A water clock (or clepsydra) is an instrument where time is measured by regulating a flow of liquid. The oldest water clocks simply consisted of a pierced bowl placed in a larger pot filled with water (see left image, Persian artefact from 400 BC). These existed back in the 16th century BC. The passage of time was observed by counting how many times the bowl overflowed and its content had to be poured back in the larger pot. This was used for example in Persia to ensure fair irrigation practices.
This basic system has been improved upon many times across different continents, yielding more precise measurements and eliminating the need for manually resetting the mechanism. The second and third image show the largest water clock ever made, built by French physicist-turned-artist Bernard Gitton in 1988. It is more than 9 meters tall and shows the current hour and minute.
- Wikipedia article on water clocks.
- Holmes (2016) Object of Intrigue: Ancient Persian Water Clocks.
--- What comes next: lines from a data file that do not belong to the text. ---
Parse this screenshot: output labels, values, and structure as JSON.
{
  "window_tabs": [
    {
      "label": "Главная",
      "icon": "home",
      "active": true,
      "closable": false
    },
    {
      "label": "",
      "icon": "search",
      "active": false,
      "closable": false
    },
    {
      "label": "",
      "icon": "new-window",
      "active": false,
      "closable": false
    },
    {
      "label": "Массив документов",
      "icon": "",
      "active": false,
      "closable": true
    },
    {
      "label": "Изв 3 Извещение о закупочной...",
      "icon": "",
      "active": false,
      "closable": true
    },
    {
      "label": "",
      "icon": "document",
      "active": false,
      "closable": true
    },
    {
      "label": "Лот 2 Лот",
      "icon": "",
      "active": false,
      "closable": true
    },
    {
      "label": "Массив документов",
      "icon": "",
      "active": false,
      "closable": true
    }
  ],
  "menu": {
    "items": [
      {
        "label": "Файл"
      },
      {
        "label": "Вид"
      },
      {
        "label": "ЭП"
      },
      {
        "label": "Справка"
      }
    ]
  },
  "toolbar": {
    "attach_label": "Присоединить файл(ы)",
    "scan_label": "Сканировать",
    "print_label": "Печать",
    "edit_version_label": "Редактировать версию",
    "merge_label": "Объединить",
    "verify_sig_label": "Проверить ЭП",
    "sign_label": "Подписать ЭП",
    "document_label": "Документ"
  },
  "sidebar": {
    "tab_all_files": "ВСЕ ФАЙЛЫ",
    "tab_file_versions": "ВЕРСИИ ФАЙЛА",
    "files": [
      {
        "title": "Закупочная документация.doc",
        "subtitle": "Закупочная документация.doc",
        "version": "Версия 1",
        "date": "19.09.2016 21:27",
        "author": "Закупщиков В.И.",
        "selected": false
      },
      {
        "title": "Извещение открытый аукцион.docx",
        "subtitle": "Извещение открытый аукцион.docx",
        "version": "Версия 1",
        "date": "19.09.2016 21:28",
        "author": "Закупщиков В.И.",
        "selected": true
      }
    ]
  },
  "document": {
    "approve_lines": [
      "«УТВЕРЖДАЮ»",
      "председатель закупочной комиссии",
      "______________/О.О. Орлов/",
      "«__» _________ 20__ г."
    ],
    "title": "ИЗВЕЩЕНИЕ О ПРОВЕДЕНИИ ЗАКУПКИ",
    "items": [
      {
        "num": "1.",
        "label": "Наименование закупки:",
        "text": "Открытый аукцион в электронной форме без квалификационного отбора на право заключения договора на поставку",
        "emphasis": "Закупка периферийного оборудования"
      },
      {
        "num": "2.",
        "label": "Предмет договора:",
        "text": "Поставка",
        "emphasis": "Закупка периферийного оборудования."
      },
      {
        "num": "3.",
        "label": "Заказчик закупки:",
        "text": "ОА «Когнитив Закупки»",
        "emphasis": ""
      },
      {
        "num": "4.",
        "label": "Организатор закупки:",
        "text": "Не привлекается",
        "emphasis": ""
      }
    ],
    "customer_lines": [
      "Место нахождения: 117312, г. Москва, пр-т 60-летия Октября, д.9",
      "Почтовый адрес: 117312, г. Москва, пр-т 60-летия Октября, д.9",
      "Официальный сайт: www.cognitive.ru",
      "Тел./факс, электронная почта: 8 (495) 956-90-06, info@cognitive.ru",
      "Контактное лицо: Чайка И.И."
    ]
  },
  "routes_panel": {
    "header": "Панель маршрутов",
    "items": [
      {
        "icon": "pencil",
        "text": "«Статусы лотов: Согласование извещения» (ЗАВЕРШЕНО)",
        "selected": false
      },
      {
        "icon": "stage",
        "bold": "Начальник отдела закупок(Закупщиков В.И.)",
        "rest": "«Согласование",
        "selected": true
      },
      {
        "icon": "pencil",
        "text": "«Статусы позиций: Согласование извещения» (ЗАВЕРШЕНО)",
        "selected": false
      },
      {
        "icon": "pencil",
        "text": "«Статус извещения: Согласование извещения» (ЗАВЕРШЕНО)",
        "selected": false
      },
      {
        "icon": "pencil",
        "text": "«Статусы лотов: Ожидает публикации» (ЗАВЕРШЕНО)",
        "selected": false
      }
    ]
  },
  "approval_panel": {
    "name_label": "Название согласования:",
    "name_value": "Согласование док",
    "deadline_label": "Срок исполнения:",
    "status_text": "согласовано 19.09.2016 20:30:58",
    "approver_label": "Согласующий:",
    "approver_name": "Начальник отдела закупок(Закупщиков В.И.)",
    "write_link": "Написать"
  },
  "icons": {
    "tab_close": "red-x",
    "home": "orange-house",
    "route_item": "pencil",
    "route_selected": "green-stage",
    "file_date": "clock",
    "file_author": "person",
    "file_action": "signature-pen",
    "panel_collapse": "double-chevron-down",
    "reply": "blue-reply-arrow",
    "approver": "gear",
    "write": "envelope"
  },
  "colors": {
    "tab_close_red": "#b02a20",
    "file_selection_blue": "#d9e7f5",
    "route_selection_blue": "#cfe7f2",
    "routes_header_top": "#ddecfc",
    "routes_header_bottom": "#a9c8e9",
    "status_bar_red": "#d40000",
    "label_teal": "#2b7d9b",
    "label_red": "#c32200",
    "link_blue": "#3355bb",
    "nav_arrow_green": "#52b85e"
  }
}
- English (2012) Inspiration: The Water Clocks of Bernard Gitton.
- Wikipedia article Water clock (Indianapolis).
- Left image from Wikimedia commons, middle image by youtube user Michael Shen, right image by youtube user Ryan Schade.